My official weigh in day is Saturday, and I’m two weeks away from my anniversary.

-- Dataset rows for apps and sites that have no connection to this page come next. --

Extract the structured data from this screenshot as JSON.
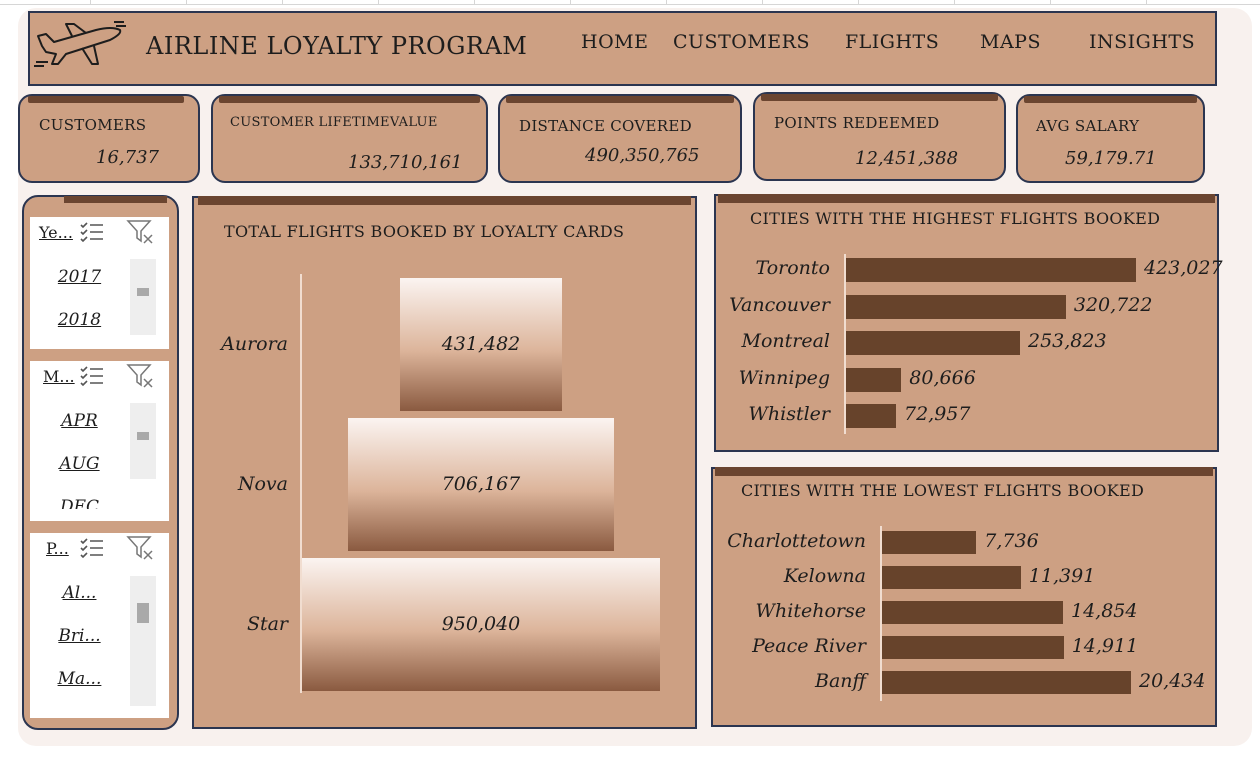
{
  "header": {
    "title": "AIRLINE LOYALTY PROGRAM",
    "icon": "airplane-icon",
    "nav": [
      "HOME",
      "CUSTOMERS",
      "FLIGHTS",
      "MAPS",
      "INSIGHTS"
    ]
  },
  "kpis": [
    {
      "label": "CUSTOMERS",
      "value": "16,737"
    },
    {
      "label": "CUSTOMER LIFETIMEVALUE",
      "value": "133,710,161"
    },
    {
      "label": "DISTANCE COVERED",
      "value": "490,350,765"
    },
    {
      "label": "POINTS REDEEMED",
      "value": "12,451,388"
    },
    {
      "label": "AVG SALARY",
      "value": "59,179.71"
    }
  ],
  "slicers": [
    {
      "header": "Ye...",
      "items": [
        "2017",
        "2018"
      ],
      "scroll_position": 0.3
    },
    {
      "header": "M...",
      "items": [
        "APR",
        "AUG",
        "DEC"
      ],
      "scroll_position": 0.3
    },
    {
      "header": "P...",
      "items": [
        "Al...",
        "Bri...",
        "Ma..."
      ],
      "scroll_position": 0.2
    }
  ],
  "funnel_chart": {
    "title": "TOTAL FLIGHTS BOOKED BY  LOYALTY CARDS",
    "bar_gradient": [
      "#fbf4f1",
      "#dcb49a",
      "#8a5a40"
    ]
  },
  "top_cities": {
    "title": "CITIES WITH THE HIGHEST FLIGHTS BOOKED"
  },
  "bottom_cities": {
    "title": "CITIES WITH THE LOWEST FLIGHTS BOOKED"
  },
  "colors": {
    "card": "#cda083",
    "accent_bar": "#6b4530",
    "bar": "#67432b",
    "border": "#2b3550",
    "background": "#f8f1ee"
  },
  "chart_data": [
    {
      "type": "bar",
      "orientation": "horizontal",
      "title": "TOTAL FLIGHTS BOOKED BY  LOYALTY CARDS",
      "categories": [
        "Aurora",
        "Nova",
        "Star"
      ],
      "values": [
        431482,
        706167,
        950040
      ],
      "labels": [
        "431,482",
        "706,167",
        "950,040"
      ]
    },
    {
      "type": "bar",
      "orientation": "horizontal",
      "title": "CITIES WITH THE HIGHEST FLIGHTS BOOKED",
      "categories": [
        "Toronto",
        "Vancouver",
        "Montreal",
        "Winnipeg",
        "Whistler"
      ],
      "values": [
        423027,
        320722,
        253823,
        80666,
        72957
      ],
      "labels": [
        "423,027",
        "320,722",
        "253,823",
        "80,666",
        "72,957"
      ]
    },
    {
      "type": "bar",
      "orientation": "horizontal",
      "title": "CITIES WITH THE LOWEST FLIGHTS BOOKED",
      "categories": [
        "Charlottetown",
        "Kelowna",
        "Whitehorse",
        "Peace River",
        "Banff"
      ],
      "values": [
        7736,
        11391,
        14854,
        14911,
        20434
      ],
      "labels": [
        "7,736",
        "11,391",
        "14,854",
        "14,911",
        "20,434"
      ]
    }
  ]
}
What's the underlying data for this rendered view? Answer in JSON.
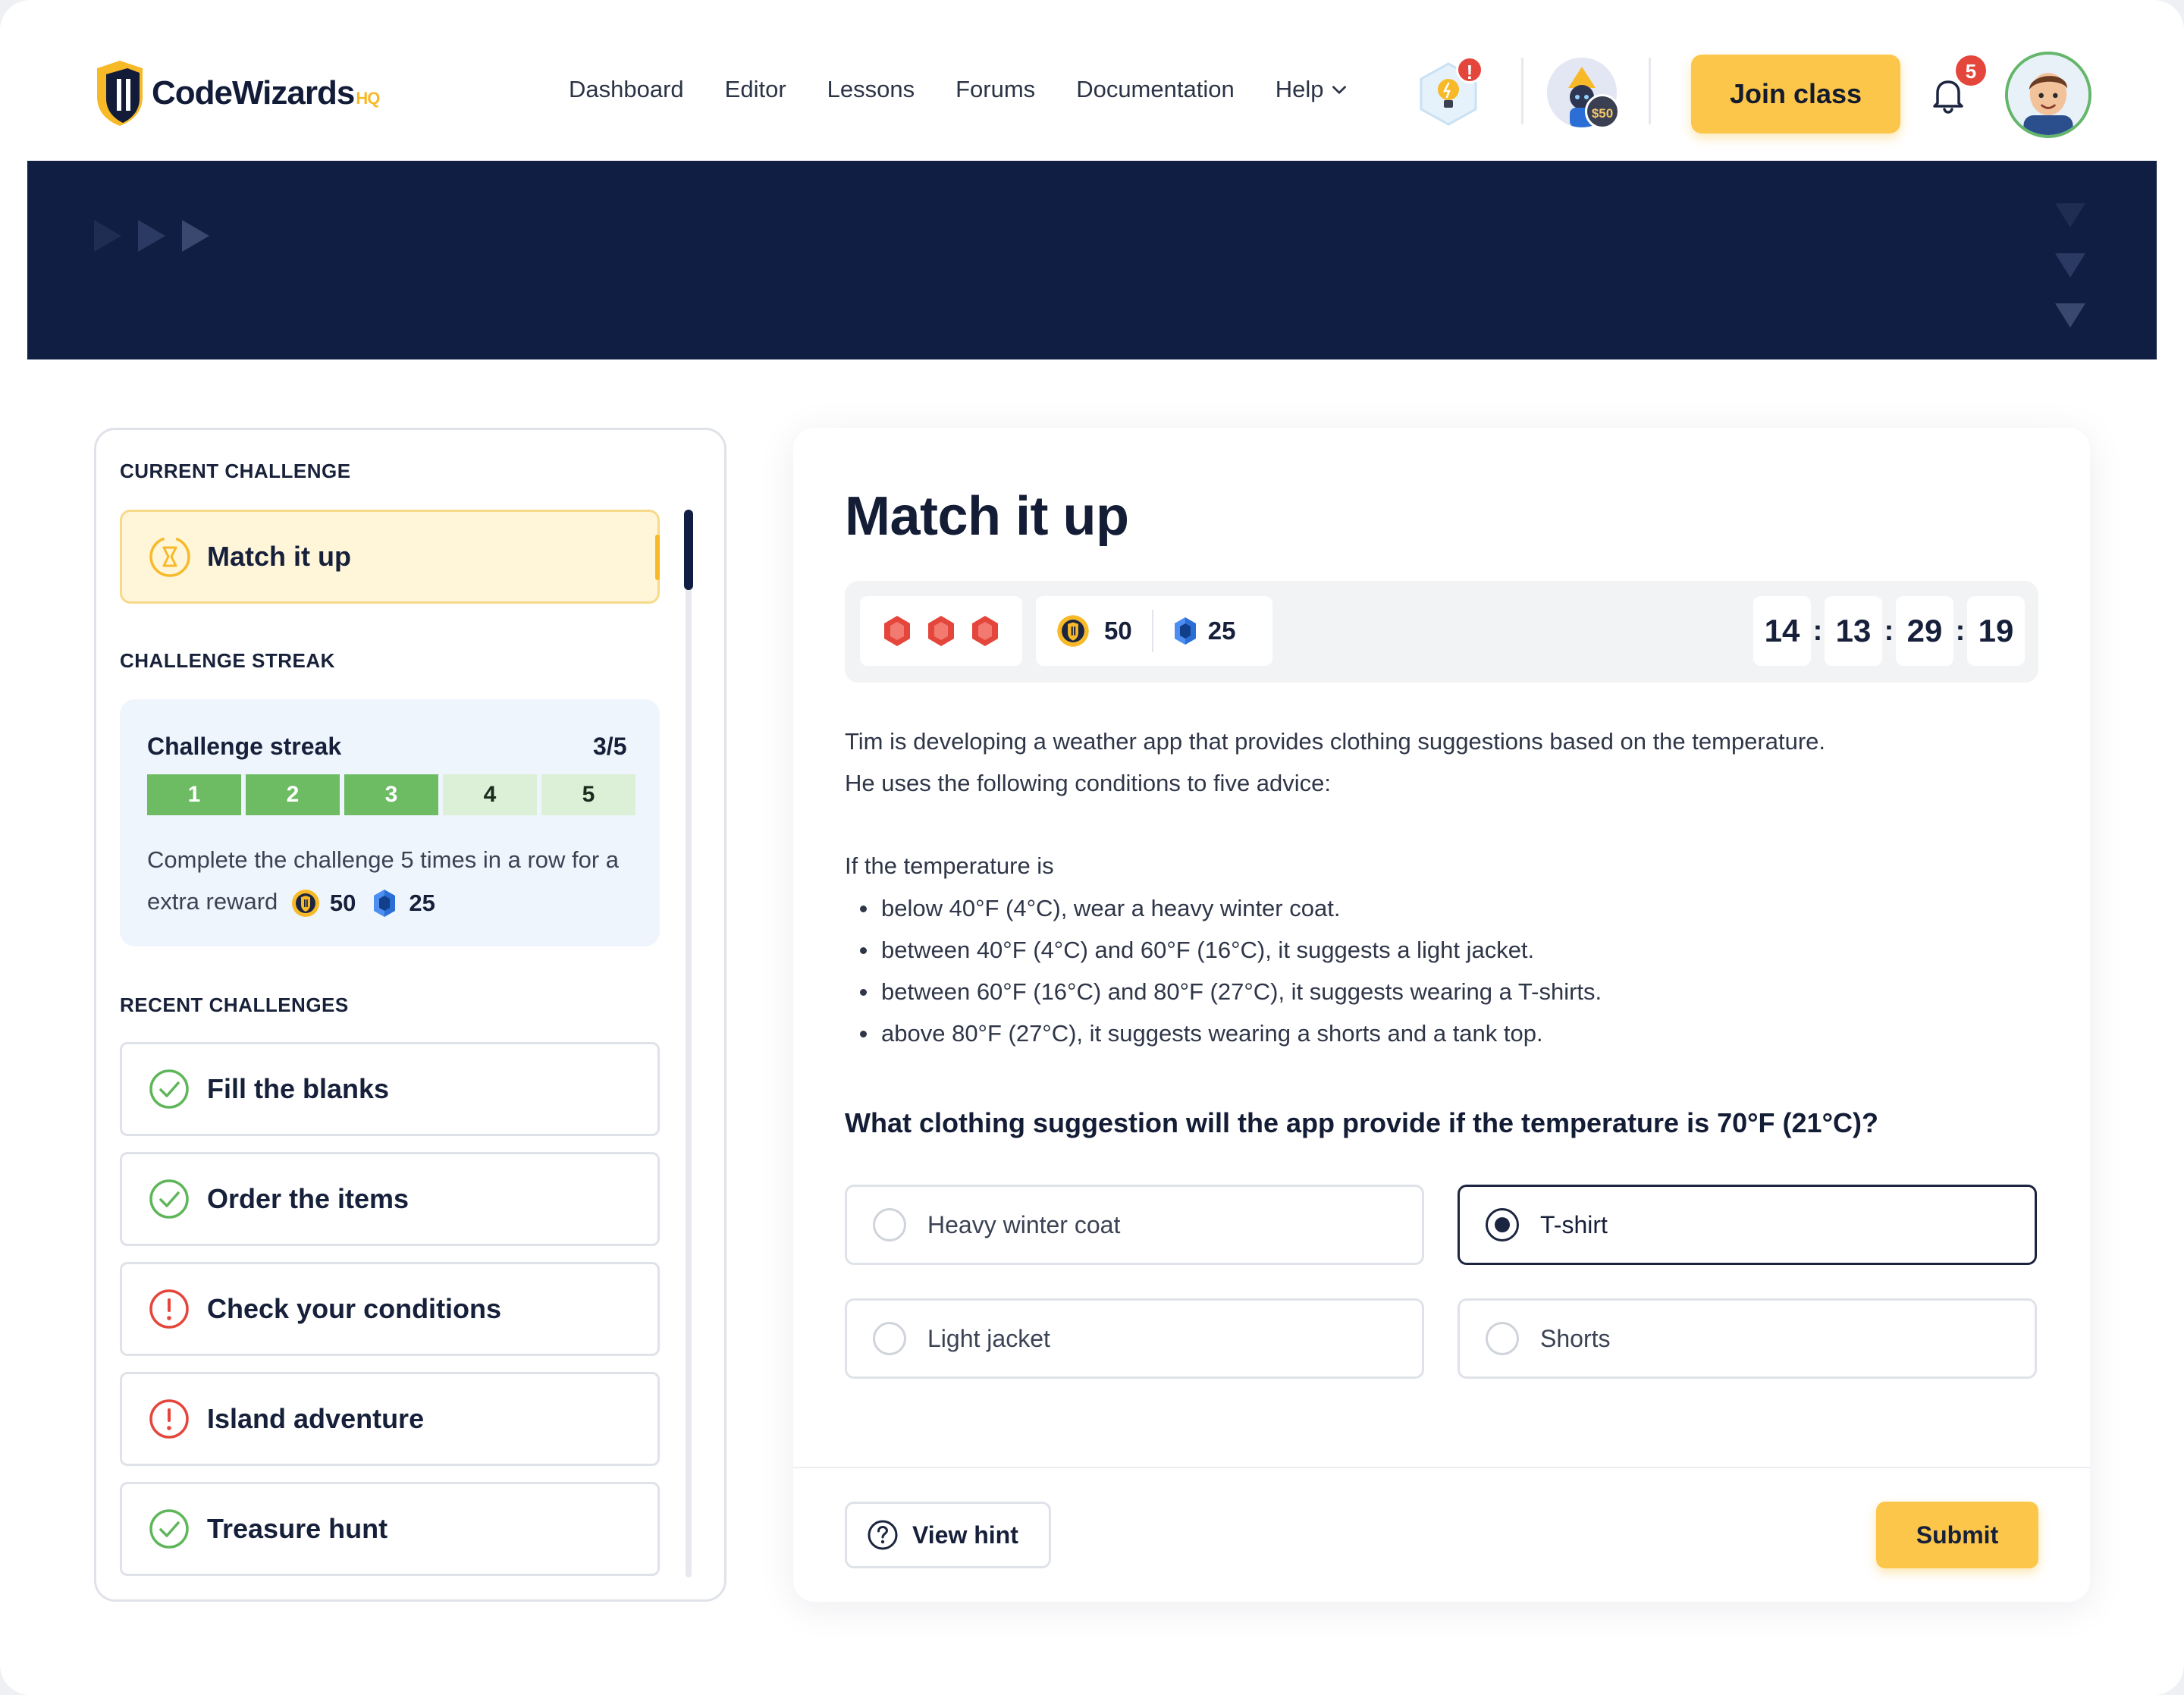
{
  "header": {
    "logo_text": "CodeWizards",
    "logo_suffix": "HQ",
    "nav": [
      "Dashboard",
      "Editor",
      "Lessons",
      "Forums",
      "Documentation",
      "Help"
    ],
    "hint_alert": "!",
    "coin_badge": "$50",
    "join_label": "Join class",
    "notification_count": "5"
  },
  "sidebar": {
    "current_label": "CURRENT CHALLENGE",
    "current_title": "Match it up",
    "streak_label": "CHALLENGE STREAK",
    "streak_title": "Challenge streak",
    "streak_count": "3/5",
    "streak_cells": [
      {
        "label": "1",
        "done": true
      },
      {
        "label": "2",
        "done": true
      },
      {
        "label": "3",
        "done": true
      },
      {
        "label": "4",
        "done": false
      },
      {
        "label": "5",
        "done": false
      }
    ],
    "streak_desc": "Complete the challenge 5 times in a row for a extra reward",
    "streak_coins": "50",
    "streak_gems": "25",
    "recent_label": "RECENT CHALLENGES",
    "recent": [
      {
        "title": "Fill the blanks",
        "status": "completed",
        "icon": "check-circle-icon"
      },
      {
        "title": "Order the items",
        "status": "completed",
        "icon": "check-circle-icon"
      },
      {
        "title": "Check your conditions",
        "status": "failed",
        "icon": "alert-circle-icon"
      },
      {
        "title": "Island adventure",
        "status": "failed",
        "icon": "alert-circle-icon"
      },
      {
        "title": "Treasure hunt",
        "status": "completed",
        "icon": "check-circle-icon"
      }
    ]
  },
  "main": {
    "title": "Match it up",
    "lives": 3,
    "coins": "50",
    "gems": "25",
    "timer": [
      "14",
      "13",
      "29",
      "19"
    ],
    "intro_line1": "Tim is developing a weather app that provides clothing suggestions based on the temperature.",
    "intro_line2": "He uses the following conditions to five advice:",
    "condition_intro": "If the temperature is",
    "conditions": [
      "below 40°F (4°C), wear a heavy winter coat.",
      "between 40°F (4°C) and 60°F (16°C), it suggests a light jacket.",
      "between 60°F (16°C) and 80°F (27°C), it suggests wearing a T-shirts.",
      "above 80°F (27°C), it suggests wearing a shorts and a tank top."
    ],
    "question": "What clothing suggestion will the app provide if the temperature is 70°F (21°C)?",
    "options": [
      {
        "label": "Heavy winter coat",
        "selected": false
      },
      {
        "label": "T-shirt",
        "selected": true
      },
      {
        "label": "Light jacket",
        "selected": false
      },
      {
        "label": "Shorts",
        "selected": false
      }
    ],
    "hint_label": "View hint",
    "submit_label": "Submit"
  },
  "colors": {
    "accent": "#fcc64b",
    "navy": "#0f1e42",
    "success": "#6dbb63",
    "danger": "#e5463c"
  }
}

Here are my stats measured from April 3, 2009:

Can you believe it?  90 pounds in just under one year, 49 of it on WW and 41 since my surgery 5 months ago.  I celebrate the losses, am mostly patient through the stalls, and am not setting any particular time or pound goals.  I just know that in 2010 two things will happen:  I will reach the 100 lb mark, now only 10 lbs away, and I will break the 200 lb barrier into ONE-derland.  It’s possible that both will happen before I go to Denver in July but if not, it will still happen when my body is ready.

It’s a very good place to be, not just in my body, which is feeling both lighter and smaller, and in my spirit.  I’m getting more compliments from people when I wear properly fitted clothes, probably because 90 lbs ago I had to lose a LOT before anyone noticed.  Now my body is re-arranging itself pretty darn often:  I lost an inch each in my bust, waist, and hips in the last 2 weeks.  I have no clue how that happened but I’m not going to complain.

I keep track of my numbers on Saturdays, weight every week and measurements twice a month.   They are not judgements, just numbers.  They happen to be going down now but the fact of weight loss is that there will be lots of plateaus and some gains before more losses happen.  I am surprisingly (to me) calm about whatever happens and confident that I will manage whatever challenges come up.  And I know that as I get closer to my goal, the weight will come off more slowly.   It just feels different this time, in a lot of little ways.

Today I went to get a haircut and was surprised when the stylist made a huge fuss over the physical changes in the last 7 weeks.  I didn’t think they were particularly noteworthy, but then, I’m wearing clothes that fit me (yayyy for eBay shopping).  We plotted out my hair appointments so that I’m at maximum beautifulness for both my nephew’s wedding on June 26 and my national conference which starts on July 10.   And then, after weeks of thinking but not doing, I dropped 4 pairs of Birkenstocks off to be reheeled and headed to the lingerie shop to be fitted for a bra in my current size.  Stacy and Clinton are right: I look a lot better when the girls are up where they belong.

It’s been a gorgeous few days and today we got up to 72 with bright sun and soft breezes.  My windows and back door are wide open, taking it all in, and Tessie is in heaven being able to hear the birdies and smell the air.  Best we enjoy it all now because by next week it could easily be snow.  Spring doesn’t come to stay this early in New England.